Using this approach, Cloudinary analyzes your browser screen first, resizes the image saved in Cloudinary storage as provided in data-src, and then renders the image in the appropriate size and dimension using JavaScript. Two things to note from the tag: w_auto,c_scale transformation parameters tell Cloudinary to dynamically generate an image URL scaled to the correct width value, based on the detected width actually available for the image in the containing element. The class cld-responsive tells Cloudinary which images to apply this feature too. 3. JavaScript Call Finally, initialize a Cloudinary instance in your JavaScript files and call the responsive method on this instance: const cl ={ cloud_name: ‘YOUR_CLOUD_NAME’ })
Remember to create a free Cloudinary account so you can receive a cloud name for configuring this instance. This piece of code will walk through the DOM, find all image tags with the class cld-responsive to apply size and dimension fitting images on them. Final Words Always keep in mind that when you use CSS like the following code below to make images responsive, it does not guarantee a good user experience: img {
width: 100%;
height: auto;
The sizes of these images remain the same. Large images on mobile devices eat up resources (like allocated memory and running processes) causing slow downloads or unexpected behavior on the user’s device. Responsive images ensure that users save lots of data bandwidth & have great experiences when using your image-rich website or app. Lastly, it’s good to keep in mind that the suggested approach relies on JavaScript. Therefore, the preloading capabilities provided by srcset and sizes are sacrificed and your browser must have JavaScript enabled for this feature to work.


Getting Started With Cucumber.js on Node.js
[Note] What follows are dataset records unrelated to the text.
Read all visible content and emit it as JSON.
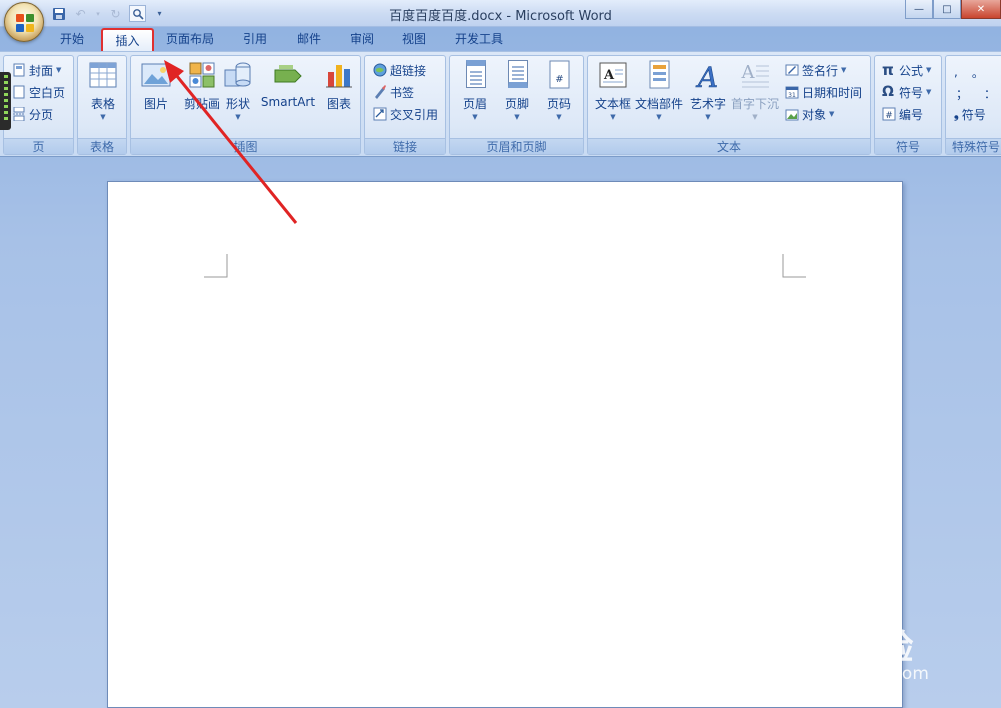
{
  "window": {
    "title": "百度百度百度.docx - Microsoft Word",
    "controls": {
      "minimize": "—",
      "restore": "□",
      "close": "✕"
    }
  },
  "tabs": [
    {
      "label": "开始",
      "active": false
    },
    {
      "label": "插入",
      "active": true
    },
    {
      "label": "页面布局",
      "active": false
    },
    {
      "label": "引用",
      "active": false
    },
    {
      "label": "邮件",
      "active": false
    },
    {
      "label": "审阅",
      "active": false
    },
    {
      "label": "视图",
      "active": false
    },
    {
      "label": "开发工具",
      "active": false
    }
  ],
  "ribbon": {
    "pages": {
      "label": "页",
      "items": [
        "封面",
        "空白页",
        "分页"
      ]
    },
    "tables": {
      "label": "表格",
      "table": "表格"
    },
    "illustrations": {
      "label": "插图",
      "picture": "图片",
      "clipart": "剪贴画",
      "shapes": "形状",
      "smartart": "SmartArt",
      "chart": "图表"
    },
    "links": {
      "label": "链接",
      "hyperlink": "超链接",
      "bookmark": "书签",
      "crossref": "交叉引用"
    },
    "header_footer": {
      "label": "页眉和页脚",
      "header": "页眉",
      "footer": "页脚",
      "page_number": "页码"
    },
    "text": {
      "label": "文本",
      "textbox": "文本框",
      "quickparts": "文档部件",
      "wordart": "艺术字",
      "dropcap": "首字下沉",
      "signature": "签名行",
      "datetime": "日期和时间",
      "object": "对象"
    },
    "symbols": {
      "label": "符号",
      "equation": "公式",
      "symbol": "符号",
      "number": "编号",
      "pi": "π",
      "omega": "Ω"
    },
    "special": {
      "label": "特殊符号",
      "symbol": "符号",
      "chars": [
        ",",
        "。",
        "；",
        "："
      ]
    }
  },
  "watermark": {
    "brand": "Bai 经验",
    "sub": "jingyan.baidu.com"
  },
  "colors": {
    "highlight": "#e03030",
    "arrow": "#e02424"
  }
}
Cucumber.js is a Node.js library used for automation. Cucumber.js helps to test our site’s features using pure JavaScript and the Selenium WebDriver. So there is no longer the burden of installing jars and formatting the response and all sorts of time-consuming tasks like we used to do when writing automation scripts in Java using the Eclipse IDE. I am not comparing the power of Java with Node.js, but every language has its advantages and different learning curves. So, for getting a quick automation script working and impressing your colleagues, or for adding onto your resume for impressing your employer, let’s start coding and explore it.
Before getting started, you should be well aware of Node.js async antipatterns and promises. We will be using Node.js 6.9.4 and a module named selenium-cucumber-js which is a clean package that comes with the selenium driver for Node.js, as well as a reporting mechanism by default. Wow! That’s awesome, right?